Building the Garden

Following permaculture principles, we decided not to disturb the existing soil life and instead sheet mulched the 2000 square foot garden.  We also wanted it to reflect patterns found in nature and found instructions for building a mandala garden in a simple permaculture projects book [1]. We repeated the pattern 7 times to create 61 symmetrical garden beds. 

To build it, we first collected several truckloads of cardboard from local retail stores. They tend to have a large amount around, especially on delivery days. We then laid the cardboard over a mowed field, overlapping the edges by a few inches. Next, we covered all of the cardboard with 6-8 inches of mulch. Lucky for us, there is a local family-owned greenhouse and nursery 2.5 miles from the farm that sells bulk landscaping materials. So, we rented a dump trailer for a week and hauled  and spread the mulch ourselves - 24 cubic yards of it!  A very timely rainstorm thoroughly soaked the mulch and cardboard, saving us the effort of watering it before adding the top layer of soil, an additional 27 cubic yards of compost.

Once we had the garden materials in place, we built the beds by marking symmetrical circles using a flour sifter and raking the soil into 1-meter diameter circles that are each 1.8 meters apart from each other.  Each mound is about 12 inches deep with carved swales around the circumference to capture and conserve water. Lastly, we connected the outer circles in a repeated pattern to make longer garden beds and increase the gardening area.

The design allows us to conserve resources through thoughtful garden bed construction, which in turn reduces the amount of labor and other resources required to maintain it. It also allows for easy access to all of the garden beds without stepping in them, and allows us to create various environments that more effectively provide for different plants' needs.

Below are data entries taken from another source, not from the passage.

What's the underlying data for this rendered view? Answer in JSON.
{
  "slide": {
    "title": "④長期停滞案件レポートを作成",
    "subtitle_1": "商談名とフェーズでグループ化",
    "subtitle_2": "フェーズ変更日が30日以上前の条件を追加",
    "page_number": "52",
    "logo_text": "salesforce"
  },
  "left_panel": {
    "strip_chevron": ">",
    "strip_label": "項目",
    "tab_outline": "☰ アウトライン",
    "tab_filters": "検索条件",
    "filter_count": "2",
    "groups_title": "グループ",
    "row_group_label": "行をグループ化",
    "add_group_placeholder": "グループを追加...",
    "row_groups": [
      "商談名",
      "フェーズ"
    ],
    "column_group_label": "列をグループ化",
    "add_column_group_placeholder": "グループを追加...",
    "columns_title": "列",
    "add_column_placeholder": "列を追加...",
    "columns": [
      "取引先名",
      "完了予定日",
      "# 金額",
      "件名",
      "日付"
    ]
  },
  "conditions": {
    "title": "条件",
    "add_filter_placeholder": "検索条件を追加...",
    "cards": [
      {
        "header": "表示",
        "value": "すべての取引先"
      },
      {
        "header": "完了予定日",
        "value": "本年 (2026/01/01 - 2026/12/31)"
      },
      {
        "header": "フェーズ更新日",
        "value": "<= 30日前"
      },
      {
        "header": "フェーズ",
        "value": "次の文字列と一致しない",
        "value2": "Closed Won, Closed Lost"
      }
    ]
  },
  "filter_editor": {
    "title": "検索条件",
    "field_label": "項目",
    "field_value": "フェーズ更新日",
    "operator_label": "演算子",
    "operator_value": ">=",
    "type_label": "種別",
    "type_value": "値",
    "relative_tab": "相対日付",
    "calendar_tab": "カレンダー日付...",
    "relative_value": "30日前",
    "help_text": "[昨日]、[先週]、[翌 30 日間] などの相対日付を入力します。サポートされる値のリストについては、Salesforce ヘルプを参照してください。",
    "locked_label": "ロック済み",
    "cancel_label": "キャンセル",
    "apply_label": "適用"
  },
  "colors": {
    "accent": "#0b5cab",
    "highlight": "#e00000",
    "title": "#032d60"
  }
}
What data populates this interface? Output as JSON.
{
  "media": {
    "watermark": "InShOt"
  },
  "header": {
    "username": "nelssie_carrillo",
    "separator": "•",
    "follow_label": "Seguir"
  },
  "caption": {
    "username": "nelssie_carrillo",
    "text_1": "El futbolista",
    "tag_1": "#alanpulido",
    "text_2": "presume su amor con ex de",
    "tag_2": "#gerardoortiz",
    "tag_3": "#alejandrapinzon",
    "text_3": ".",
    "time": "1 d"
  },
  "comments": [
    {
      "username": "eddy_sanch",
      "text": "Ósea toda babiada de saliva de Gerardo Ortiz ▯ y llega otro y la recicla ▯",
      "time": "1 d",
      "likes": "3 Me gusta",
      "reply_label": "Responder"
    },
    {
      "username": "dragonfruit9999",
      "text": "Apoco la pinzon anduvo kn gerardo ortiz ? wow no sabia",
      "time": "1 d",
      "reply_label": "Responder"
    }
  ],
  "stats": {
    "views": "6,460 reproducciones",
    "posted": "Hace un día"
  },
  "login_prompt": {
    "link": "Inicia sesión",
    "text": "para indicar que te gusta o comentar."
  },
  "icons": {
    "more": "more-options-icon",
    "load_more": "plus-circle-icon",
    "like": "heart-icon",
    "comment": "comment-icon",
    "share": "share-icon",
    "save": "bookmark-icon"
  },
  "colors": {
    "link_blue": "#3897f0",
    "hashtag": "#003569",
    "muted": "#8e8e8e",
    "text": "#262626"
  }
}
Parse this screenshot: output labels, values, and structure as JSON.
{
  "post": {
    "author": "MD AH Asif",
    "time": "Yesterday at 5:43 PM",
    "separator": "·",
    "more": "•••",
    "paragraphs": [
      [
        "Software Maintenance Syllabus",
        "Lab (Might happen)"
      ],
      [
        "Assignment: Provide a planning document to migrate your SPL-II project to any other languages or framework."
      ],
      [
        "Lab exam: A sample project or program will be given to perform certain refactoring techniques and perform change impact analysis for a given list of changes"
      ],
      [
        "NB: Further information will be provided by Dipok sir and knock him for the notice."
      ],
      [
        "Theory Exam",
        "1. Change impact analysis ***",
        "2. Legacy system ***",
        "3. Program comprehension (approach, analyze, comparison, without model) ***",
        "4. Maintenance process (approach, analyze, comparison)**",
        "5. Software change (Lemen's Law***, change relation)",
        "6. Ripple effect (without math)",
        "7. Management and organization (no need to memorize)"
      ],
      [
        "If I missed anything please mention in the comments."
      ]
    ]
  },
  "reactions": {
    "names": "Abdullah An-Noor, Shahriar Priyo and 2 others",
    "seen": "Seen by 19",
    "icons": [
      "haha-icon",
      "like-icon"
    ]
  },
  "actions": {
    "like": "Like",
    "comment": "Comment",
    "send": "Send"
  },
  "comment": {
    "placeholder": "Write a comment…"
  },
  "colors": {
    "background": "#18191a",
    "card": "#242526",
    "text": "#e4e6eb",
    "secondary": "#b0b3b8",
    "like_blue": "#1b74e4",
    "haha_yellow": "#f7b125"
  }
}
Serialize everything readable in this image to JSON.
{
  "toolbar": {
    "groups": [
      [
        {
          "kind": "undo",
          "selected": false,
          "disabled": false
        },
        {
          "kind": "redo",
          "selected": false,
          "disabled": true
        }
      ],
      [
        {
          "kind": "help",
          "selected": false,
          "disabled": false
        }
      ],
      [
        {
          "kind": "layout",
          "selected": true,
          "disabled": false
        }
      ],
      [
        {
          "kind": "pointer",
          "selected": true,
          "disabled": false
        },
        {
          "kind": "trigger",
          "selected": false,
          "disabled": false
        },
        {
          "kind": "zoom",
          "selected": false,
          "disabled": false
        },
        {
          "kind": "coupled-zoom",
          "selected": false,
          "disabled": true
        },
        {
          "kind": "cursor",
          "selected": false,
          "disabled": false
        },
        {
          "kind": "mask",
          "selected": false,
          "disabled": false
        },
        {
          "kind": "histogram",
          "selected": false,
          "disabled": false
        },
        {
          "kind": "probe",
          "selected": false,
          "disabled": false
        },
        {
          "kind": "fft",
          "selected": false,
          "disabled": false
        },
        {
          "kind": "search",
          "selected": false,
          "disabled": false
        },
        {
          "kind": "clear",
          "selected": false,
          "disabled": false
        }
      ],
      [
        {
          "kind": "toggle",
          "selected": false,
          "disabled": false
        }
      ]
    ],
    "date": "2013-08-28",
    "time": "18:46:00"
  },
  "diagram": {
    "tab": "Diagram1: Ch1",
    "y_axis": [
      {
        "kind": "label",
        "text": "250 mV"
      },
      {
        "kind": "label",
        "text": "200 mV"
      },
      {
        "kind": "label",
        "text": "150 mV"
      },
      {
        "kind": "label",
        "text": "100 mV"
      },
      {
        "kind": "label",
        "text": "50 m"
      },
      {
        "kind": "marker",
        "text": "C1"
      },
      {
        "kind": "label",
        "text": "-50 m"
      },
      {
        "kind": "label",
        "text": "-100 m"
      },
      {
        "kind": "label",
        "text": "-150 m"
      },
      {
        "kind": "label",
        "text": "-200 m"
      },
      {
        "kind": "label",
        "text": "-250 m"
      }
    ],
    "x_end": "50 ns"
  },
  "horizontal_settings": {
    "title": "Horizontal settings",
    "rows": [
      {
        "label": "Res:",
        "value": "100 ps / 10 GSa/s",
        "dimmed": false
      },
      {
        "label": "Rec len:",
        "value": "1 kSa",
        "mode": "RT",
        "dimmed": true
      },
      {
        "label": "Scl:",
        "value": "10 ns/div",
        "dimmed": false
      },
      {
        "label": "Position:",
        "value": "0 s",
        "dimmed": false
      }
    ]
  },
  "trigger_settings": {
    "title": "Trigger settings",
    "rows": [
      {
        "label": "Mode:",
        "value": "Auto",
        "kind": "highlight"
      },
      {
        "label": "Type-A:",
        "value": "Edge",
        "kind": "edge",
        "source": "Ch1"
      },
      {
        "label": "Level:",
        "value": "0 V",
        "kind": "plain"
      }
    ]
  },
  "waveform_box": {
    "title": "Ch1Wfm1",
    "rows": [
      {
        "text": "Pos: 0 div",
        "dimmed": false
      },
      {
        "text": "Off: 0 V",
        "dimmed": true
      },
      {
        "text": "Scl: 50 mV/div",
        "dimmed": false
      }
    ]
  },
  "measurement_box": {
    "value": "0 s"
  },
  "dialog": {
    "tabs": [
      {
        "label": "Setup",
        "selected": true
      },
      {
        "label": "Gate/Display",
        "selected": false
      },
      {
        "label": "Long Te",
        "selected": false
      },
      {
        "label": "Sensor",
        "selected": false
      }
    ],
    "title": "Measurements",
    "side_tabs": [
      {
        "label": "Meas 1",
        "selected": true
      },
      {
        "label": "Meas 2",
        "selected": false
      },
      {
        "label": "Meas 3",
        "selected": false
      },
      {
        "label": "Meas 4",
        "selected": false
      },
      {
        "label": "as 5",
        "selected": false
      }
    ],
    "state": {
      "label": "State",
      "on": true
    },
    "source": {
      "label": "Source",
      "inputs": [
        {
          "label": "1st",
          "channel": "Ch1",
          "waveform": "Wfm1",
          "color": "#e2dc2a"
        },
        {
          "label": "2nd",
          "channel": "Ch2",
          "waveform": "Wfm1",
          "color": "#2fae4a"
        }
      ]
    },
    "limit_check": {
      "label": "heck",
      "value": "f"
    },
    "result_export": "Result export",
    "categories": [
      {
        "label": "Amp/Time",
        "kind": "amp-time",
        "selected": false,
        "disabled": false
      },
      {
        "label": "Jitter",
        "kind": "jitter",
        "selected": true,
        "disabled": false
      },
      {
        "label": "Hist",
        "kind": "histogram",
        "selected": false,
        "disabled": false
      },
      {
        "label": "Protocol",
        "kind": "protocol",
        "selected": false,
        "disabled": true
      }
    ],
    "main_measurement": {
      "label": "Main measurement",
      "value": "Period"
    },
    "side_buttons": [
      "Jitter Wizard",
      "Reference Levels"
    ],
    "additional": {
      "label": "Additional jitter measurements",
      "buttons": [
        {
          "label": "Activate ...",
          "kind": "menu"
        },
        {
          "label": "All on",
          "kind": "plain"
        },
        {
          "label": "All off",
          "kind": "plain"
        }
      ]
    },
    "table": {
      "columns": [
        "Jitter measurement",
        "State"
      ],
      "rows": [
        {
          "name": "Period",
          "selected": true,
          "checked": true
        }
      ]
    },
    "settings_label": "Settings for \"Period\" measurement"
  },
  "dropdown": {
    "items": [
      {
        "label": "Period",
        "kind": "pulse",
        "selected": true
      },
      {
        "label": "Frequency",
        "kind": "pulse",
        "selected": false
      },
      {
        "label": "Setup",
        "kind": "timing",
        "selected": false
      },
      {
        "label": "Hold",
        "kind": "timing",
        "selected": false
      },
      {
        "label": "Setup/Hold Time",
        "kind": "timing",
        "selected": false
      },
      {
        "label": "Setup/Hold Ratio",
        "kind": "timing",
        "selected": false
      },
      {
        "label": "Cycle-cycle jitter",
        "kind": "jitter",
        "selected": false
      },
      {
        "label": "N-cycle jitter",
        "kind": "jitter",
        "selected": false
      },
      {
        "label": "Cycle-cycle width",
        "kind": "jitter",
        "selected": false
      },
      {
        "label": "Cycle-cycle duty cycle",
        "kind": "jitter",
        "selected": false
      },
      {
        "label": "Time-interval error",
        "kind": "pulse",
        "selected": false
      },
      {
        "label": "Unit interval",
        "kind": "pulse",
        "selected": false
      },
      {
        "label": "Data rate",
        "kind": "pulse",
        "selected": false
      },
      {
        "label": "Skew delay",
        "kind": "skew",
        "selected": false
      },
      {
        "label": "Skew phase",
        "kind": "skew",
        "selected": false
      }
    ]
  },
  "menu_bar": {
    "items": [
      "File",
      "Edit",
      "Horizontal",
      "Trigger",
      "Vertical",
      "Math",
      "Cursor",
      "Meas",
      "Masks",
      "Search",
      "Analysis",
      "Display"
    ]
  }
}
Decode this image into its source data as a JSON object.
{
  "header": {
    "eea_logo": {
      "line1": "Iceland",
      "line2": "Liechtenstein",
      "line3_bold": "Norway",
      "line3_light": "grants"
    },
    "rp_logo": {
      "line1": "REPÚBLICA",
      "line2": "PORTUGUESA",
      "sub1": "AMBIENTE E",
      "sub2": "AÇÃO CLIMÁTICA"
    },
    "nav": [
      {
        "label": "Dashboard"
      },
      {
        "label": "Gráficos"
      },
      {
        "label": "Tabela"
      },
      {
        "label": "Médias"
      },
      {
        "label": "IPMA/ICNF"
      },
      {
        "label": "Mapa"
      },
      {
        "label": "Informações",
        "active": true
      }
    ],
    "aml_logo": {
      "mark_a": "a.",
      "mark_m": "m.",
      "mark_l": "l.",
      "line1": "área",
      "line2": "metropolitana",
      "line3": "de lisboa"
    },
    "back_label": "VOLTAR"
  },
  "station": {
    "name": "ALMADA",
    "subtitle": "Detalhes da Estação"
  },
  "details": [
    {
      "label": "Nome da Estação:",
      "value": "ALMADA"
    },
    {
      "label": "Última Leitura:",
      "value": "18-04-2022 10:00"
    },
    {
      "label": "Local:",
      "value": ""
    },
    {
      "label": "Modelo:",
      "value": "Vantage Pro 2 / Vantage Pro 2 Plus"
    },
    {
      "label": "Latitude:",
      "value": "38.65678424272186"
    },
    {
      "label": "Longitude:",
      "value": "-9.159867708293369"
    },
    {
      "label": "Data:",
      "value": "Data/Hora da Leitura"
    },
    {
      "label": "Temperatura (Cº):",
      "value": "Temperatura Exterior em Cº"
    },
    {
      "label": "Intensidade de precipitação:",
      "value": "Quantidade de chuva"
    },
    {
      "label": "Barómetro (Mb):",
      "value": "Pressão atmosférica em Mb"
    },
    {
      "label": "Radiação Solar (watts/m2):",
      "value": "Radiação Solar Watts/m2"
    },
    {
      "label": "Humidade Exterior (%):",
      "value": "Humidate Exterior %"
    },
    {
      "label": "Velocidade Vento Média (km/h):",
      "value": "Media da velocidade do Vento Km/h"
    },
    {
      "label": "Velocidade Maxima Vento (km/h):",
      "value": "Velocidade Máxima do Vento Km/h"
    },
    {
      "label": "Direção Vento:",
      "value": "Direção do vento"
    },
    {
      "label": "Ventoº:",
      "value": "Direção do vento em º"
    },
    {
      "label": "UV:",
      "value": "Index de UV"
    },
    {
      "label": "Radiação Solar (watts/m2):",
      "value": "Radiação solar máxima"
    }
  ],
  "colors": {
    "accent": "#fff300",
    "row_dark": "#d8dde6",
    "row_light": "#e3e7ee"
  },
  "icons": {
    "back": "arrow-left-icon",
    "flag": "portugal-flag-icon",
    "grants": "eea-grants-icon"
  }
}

[1] Getting Started in Permaculture, by Ross and Jenny Mars, 2007.